The rules are strict. The vineyard has to be within the historical Klingelberger villages, has to have a slope gradient of at least 35% and/or an elevation of at least 300 m (984 ft). It has to face south east to south west and be based on weathered granite. Yields are limited to 50 hl/ha. Only Klingelberger Riesling vines may be used and the grapes must be hand-picked at ripeness of at least 90° Oechsle with no rot. No enrichment or concentration is allowed and ferments must be with the specially selected Klingelberger yeast or with ambient yeasts.
The 1782 Club's aim is to promote the Riesling of the local area and increase the quality of the wines. It's obviously also a marketing ploy to help promote the wines of the region. Prince Michael despairs at the reputation of German wines overseas. 'UK and US think we have only sweet wines, but in Germany we drink trocken.' It is a shame that he still gets this reaction, as in the UK at least we are lucky enough to have access to a wide array of trocken Rieslings from Germany, alongside Rieslings in the sweeter fruity style.
He also thinks Germany's wine culture is different from that of other countries in Europe, which does not help the promotion of German wines overseas. Part of this is due to Germany's other great drink, beer. The Germans still consume more beer than wine but wine consumption is increasing in Germany, while beer consumption is falling. But when it comes to drinking wine, the culture is different. 'The Germans don't have the concept of sharing a bottle over dinner like in France. Germans typically prefer to each order different wines by the glass', bemoans Prince Michael.
The 1782 Club holds regular tastings where members are required to approve the quality of new wines prior to bottling. Wines which do not make the grade are not allowed to carry the 1782 Club badge on the bottle.
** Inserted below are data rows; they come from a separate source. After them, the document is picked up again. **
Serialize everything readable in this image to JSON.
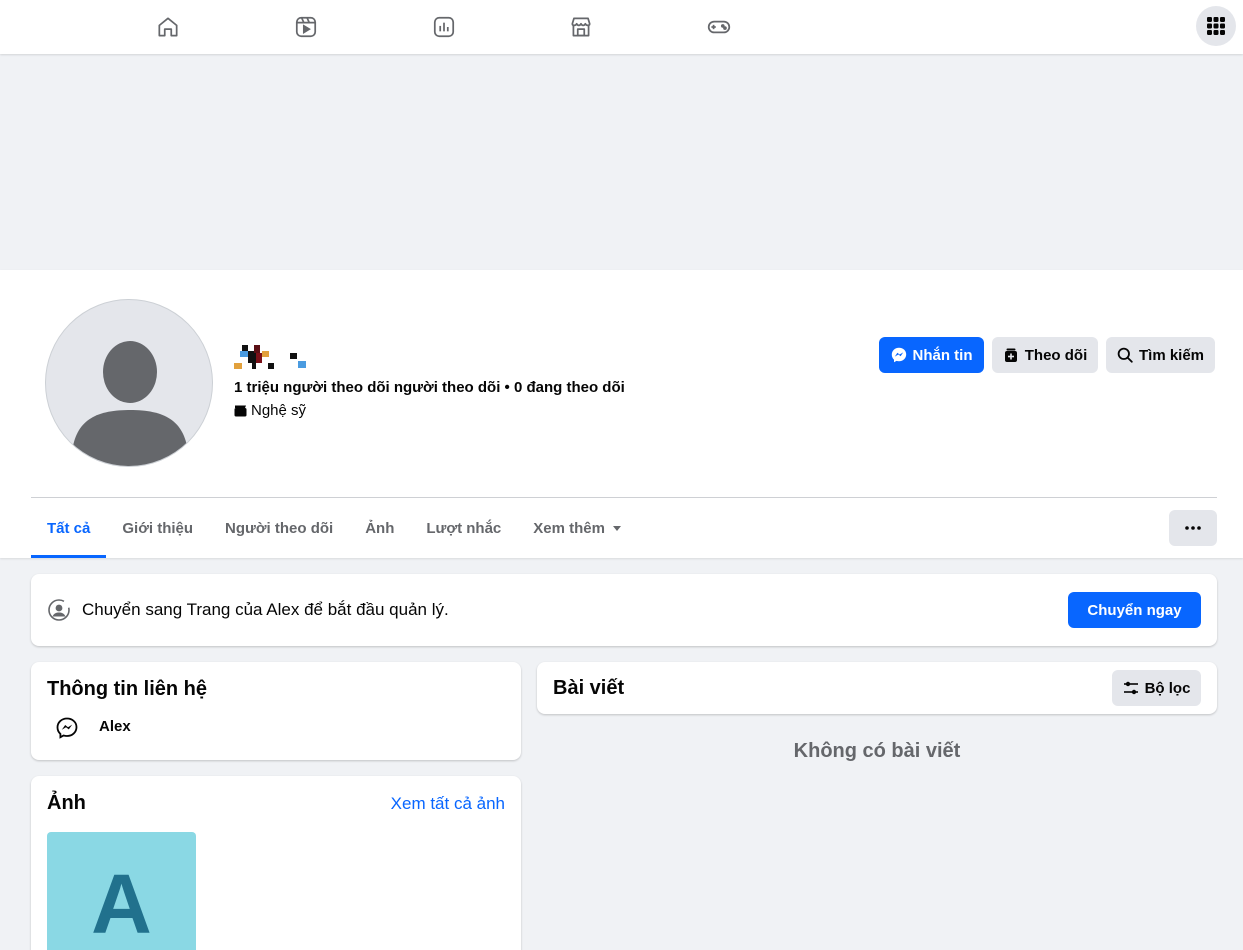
{
  "topnav": {
    "items": [
      "home-icon",
      "watch-icon",
      "feeds-icon",
      "marketplace-icon",
      "gaming-icon"
    ],
    "menu_icon": "grid-menu-icon"
  },
  "profile": {
    "stats": "1 triệu người theo dõi người theo dõi • 0 đang theo dõi",
    "category": "Nghệ sỹ",
    "buttons": {
      "message": "Nhắn tin",
      "follow": "Theo dõi",
      "search": "Tìm kiếm"
    }
  },
  "tabs": [
    {
      "label": "Tất cả",
      "active": true
    },
    {
      "label": "Giới thiệu"
    },
    {
      "label": "Người theo dõi"
    },
    {
      "label": "Ảnh"
    },
    {
      "label": "Lượt nhắc"
    },
    {
      "label": "Xem thêm"
    }
  ],
  "switch_banner": {
    "text": "Chuyển sang Trang của Alex để bắt đầu quản lý.",
    "button": "Chuyển ngay"
  },
  "contact": {
    "title": "Thông tin liên hệ",
    "messenger_name": "Alex"
  },
  "photos": {
    "title": "Ảnh",
    "see_all": "Xem tất cả ảnh",
    "thumb_letter": "A"
  },
  "posts": {
    "title": "Bài viết",
    "filter": "Bộ lọc",
    "empty": "Không có bài viết"
  },
  "colors": {
    "accent": "#0866ff",
    "background": "#f0f2f5",
    "secondary_text": "#65676b"
  }
}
The wines are tasted blind and all members have to agree before a wine is given the nod. If it doesn't make the grade, feedback is given and the wine can be reconsidered at a later date if deemed not ready for bottling.
In June this year, they held a Klingelberger Symposium at the Schloss Staufenberg estate attended by more than 100 wine lovers. Guests were able to sample Rieslings from 1782 Club members, including wines made prior to the formation of the club in 2007, going back as far as the 1969 vintage.
Above; the view across the vineyards towards Durbach from the Schloss Staufenberg estate
This teamwork approach that the existence of the 1782 Club creates has really brought the Durbach wine community together and raised the quality of their wines. As Prince Michael told me, 'Fifteen years ago, you couldn't talk to the neighbours. It was so old-fashioned and competitive. People just didn't taste each other's wines. But the younger generation of owners realise the power of working together; attitudes have changed'.
I sensed a real togetherness among the winemakers. The support network is strong and the producers exude passion for the wines. In part, though, I can't help feeling that this camaraderie is born out of an inferiority complex. In Baden, they sit firmly in the shadows of more famous neighbours from the Mosel when it comes to selling Riesling in international markets.
In working together to create a story for their wines they hope to compete for shelf space with the more established names. Only time will tell whether they will succeed, but based on the quality of the wines I tasted they certainly have every chance of doing so.
Unfortunately the Markgraf von Baden wines of Schloss Staufenberg are not available in the UK, but the wines from some of the other 1782 Club members are. Petersfield Wines imports wines into the UK from Andreas Laible, Andreas Männle, Heinrich Männle and Graf Wolff Metternich. In the US, the California Wine Club appears to stock the 2012 vintage of the Markgraf von Baden's Klingelberger Riesling. See wine-searcher for stockists in Europe, and they can be bought direct from the estate.